Rates are bobbing around, and here's why
The government reported on Friday that the nation's unemployment rate fell to 13.3% in May as the economy added 2.5 million jobs, with states coming out of coronavirus lockdowns and businesses reopening.
Analysts had expected a horrific 19% jobless rate.
The Dow Jones Industrial Average rallied on the news, and the celebration on Wall Street helped to lift mortgage rates. The average for a 30-year fixed-rate mortgage jumped from 3.13% to 3.24% on Friday, according to Mortgage News Daily.
Some observers were quick to speculate that the improvement in the job market might lead the Federal Reserve to lift a key interest rate off its current near-zero level much earlier than expected. The Fed slashed the rate on March 15 to give the economy some pandemic protection.
But several experts say it's much too early to be thinking about the end of ultra-low interest rates, including the lowest mortgage rates in history.
Experts: Lower mortgage rates are likely
Just as the jobs report pushed rates higher, something else could easily come along to yank them back down, says Matthew Graham, chief operating officer of Mortgage News Daily.
"It was and still is perfectly valid to believe rates have an equal chance of pecking away at new all-time lows versus embarking on a journey back toward much higher levels," Graham writes.

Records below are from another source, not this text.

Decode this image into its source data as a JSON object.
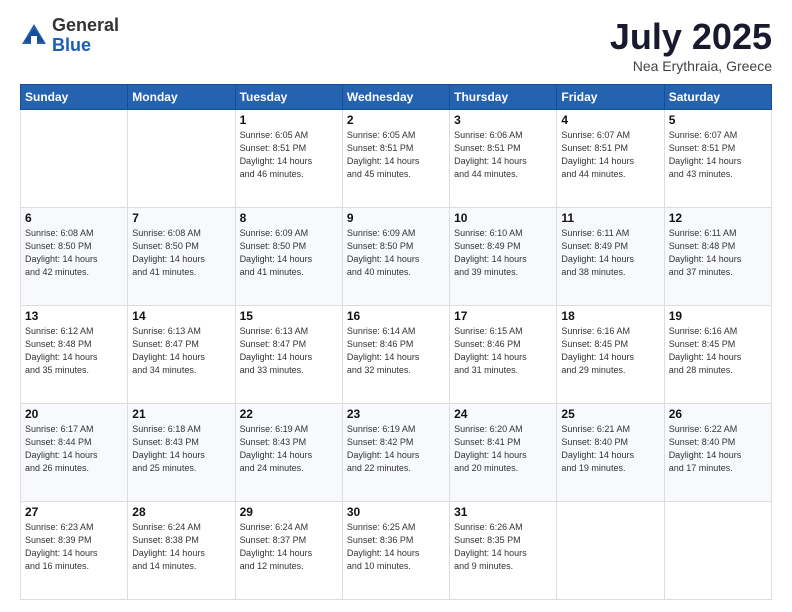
{
  "header": {
    "logo_general": "General",
    "logo_blue": "Blue",
    "month": "July 2025",
    "location": "Nea Erythraia, Greece"
  },
  "weekdays": [
    "Sunday",
    "Monday",
    "Tuesday",
    "Wednesday",
    "Thursday",
    "Friday",
    "Saturday"
  ],
  "weeks": [
    [
      {
        "day": "",
        "info": ""
      },
      {
        "day": "",
        "info": ""
      },
      {
        "day": "1",
        "info": "Sunrise: 6:05 AM\nSunset: 8:51 PM\nDaylight: 14 hours\nand 46 minutes."
      },
      {
        "day": "2",
        "info": "Sunrise: 6:05 AM\nSunset: 8:51 PM\nDaylight: 14 hours\nand 45 minutes."
      },
      {
        "day": "3",
        "info": "Sunrise: 6:06 AM\nSunset: 8:51 PM\nDaylight: 14 hours\nand 44 minutes."
      },
      {
        "day": "4",
        "info": "Sunrise: 6:07 AM\nSunset: 8:51 PM\nDaylight: 14 hours\nand 44 minutes."
      },
      {
        "day": "5",
        "info": "Sunrise: 6:07 AM\nSunset: 8:51 PM\nDaylight: 14 hours\nand 43 minutes."
      }
    ],
    [
      {
        "day": "6",
        "info": "Sunrise: 6:08 AM\nSunset: 8:50 PM\nDaylight: 14 hours\nand 42 minutes."
      },
      {
        "day": "7",
        "info": "Sunrise: 6:08 AM\nSunset: 8:50 PM\nDaylight: 14 hours\nand 41 minutes."
      },
      {
        "day": "8",
        "info": "Sunrise: 6:09 AM\nSunset: 8:50 PM\nDaylight: 14 hours\nand 41 minutes."
      },
      {
        "day": "9",
        "info": "Sunrise: 6:09 AM\nSunset: 8:50 PM\nDaylight: 14 hours\nand 40 minutes."
      },
      {
        "day": "10",
        "info": "Sunrise: 6:10 AM\nSunset: 8:49 PM\nDaylight: 14 hours\nand 39 minutes."
      },
      {
        "day": "11",
        "info": "Sunrise: 6:11 AM\nSunset: 8:49 PM\nDaylight: 14 hours\nand 38 minutes."
      },
      {
        "day": "12",
        "info": "Sunrise: 6:11 AM\nSunset: 8:48 PM\nDaylight: 14 hours\nand 37 minutes."
      }
    ],
    [
      {
        "day": "13",
        "info": "Sunrise: 6:12 AM\nSunset: 8:48 PM\nDaylight: 14 hours\nand 35 minutes."
      },
      {
        "day": "14",
        "info": "Sunrise: 6:13 AM\nSunset: 8:47 PM\nDaylight: 14 hours\nand 34 minutes."
      },
      {
        "day": "15",
        "info": "Sunrise: 6:13 AM\nSunset: 8:47 PM\nDaylight: 14 hours\nand 33 minutes."
      },
      {
        "day": "16",
        "info": "Sunrise: 6:14 AM\nSunset: 8:46 PM\nDaylight: 14 hours\nand 32 minutes."
      },
      {
        "day": "17",
        "info": "Sunrise: 6:15 AM\nSunset: 8:46 PM\nDaylight: 14 hours\nand 31 minutes."
      },
      {
        "day": "18",
        "info": "Sunrise: 6:16 AM\nSunset: 8:45 PM\nDaylight: 14 hours\nand 29 minutes."
      },
      {
        "day": "19",
        "info": "Sunrise: 6:16 AM\nSunset: 8:45 PM\nDaylight: 14 hours\nand 28 minutes."
      }
    ],
    [
      {
        "day": "20",
        "info": "Sunrise: 6:17 AM\nSunset: 8:44 PM\nDaylight: 14 hours\nand 26 minutes."
      },
      {
        "day": "21",
        "info": "Sunrise: 6:18 AM\nSunset: 8:43 PM\nDaylight: 14 hours\nand 25 minutes."
      },
      {
        "day": "22",
        "info": "Sunrise: 6:19 AM\nSunset: 8:43 PM\nDaylight: 14 hours\nand 24 minutes."
      },
      {
        "day": "23",
        "info": "Sunrise: 6:19 AM\nSunset: 8:42 PM\nDaylight: 14 hours\nand 22 minutes."
      },
      {
        "day": "24",
        "info": "Sunrise: 6:20 AM\nSunset: 8:41 PM\nDaylight: 14 hours\nand 20 minutes."
      },
      {
        "day": "25",
        "info": "Sunrise: 6:21 AM\nSunset: 8:40 PM\nDaylight: 14 hours\nand 19 minutes."
      },
      {
        "day": "26",
        "info": "Sunrise: 6:22 AM\nSunset: 8:40 PM\nDaylight: 14 hours\nand 17 minutes."
      }
    ],
    [
      {
        "day": "27",
        "info": "Sunrise: 6:23 AM\nSunset: 8:39 PM\nDaylight: 14 hours\nand 16 minutes."
      },
      {
        "day": "28",
        "info": "Sunrise: 6:24 AM\nSunset: 8:38 PM\nDaylight: 14 hours\nand 14 minutes."
      },
      {
        "day": "29",
        "info": "Sunrise: 6:24 AM\nSunset: 8:37 PM\nDaylight: 14 hours\nand 12 minutes."
      },
      {
        "day": "30",
        "info": "Sunrise: 6:25 AM\nSunset: 8:36 PM\nDaylight: 14 hours\nand 10 minutes."
      },
      {
        "day": "31",
        "info": "Sunrise: 6:26 AM\nSunset: 8:35 PM\nDaylight: 14 hours\nand 9 minutes."
      },
      {
        "day": "",
        "info": ""
      },
      {
        "day": "",
        "info": ""
      }
    ]
  ]
}
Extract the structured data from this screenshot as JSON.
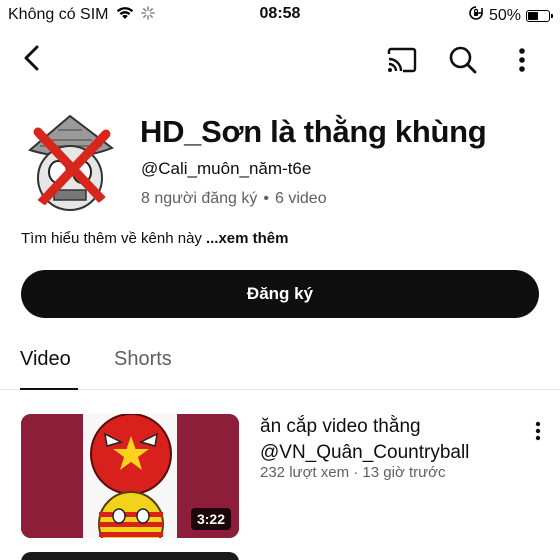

On Monday, his site's daily survey of lenders found 30-year mortgage rates were already declining: to an average 3.19% (from Friday's 3.24%). By Tuesday, the average was just 3.09%.
Don't be surprised if rates continue to fall, says mortgage analyst Rick Sharga, president and CEO of CJ Patrick Co.
"Based on what's going on in the capital markets (especially the yields on U.S. Treasuries, which tend to dictate mortgage rates), there's actually still room for mortgage rates to go down," Sharga says.
Mortgage rates typically move in sync with the interest, or yield, on the 10-year Treasury note. But the rates on home loans still haven't dropped as sharply as the bond yields, says Danielle Hale, chief economist with Realtor.com.
"As the market normalizes, there's room for the gap to close, and we expect it will do this through a combination of rising 10-year yields and falling mortgage rates," Hale says.
Sub-3% rates are still out there
Though surveys show average rates are still a little higher than they were before that stunner of an employment report late last week, you can still find rates that are well below the averages — even well below 3%.
On its website, United Wholesale Mortgage — one of the nation's largest mortgage lenders — continues to advertise its Conquest mortgage, a 30-year fixed-rate loan with a rate that can be as low as 2.5%. The loan is available through brokers, not directly from UWM.
So, if you're buying a home or are refinancing, ignore the day-to-day economic noise that can move mortgage rates around in the short term. When you gather and compare loans from several lenders you're still likely to find a great rate.
"Mortgage rates are still very close to all-time lows in the bigger picture," says Graham, of Mortgage News Daily. "So there's still time to take advantage of this historic opportunity if you haven't already."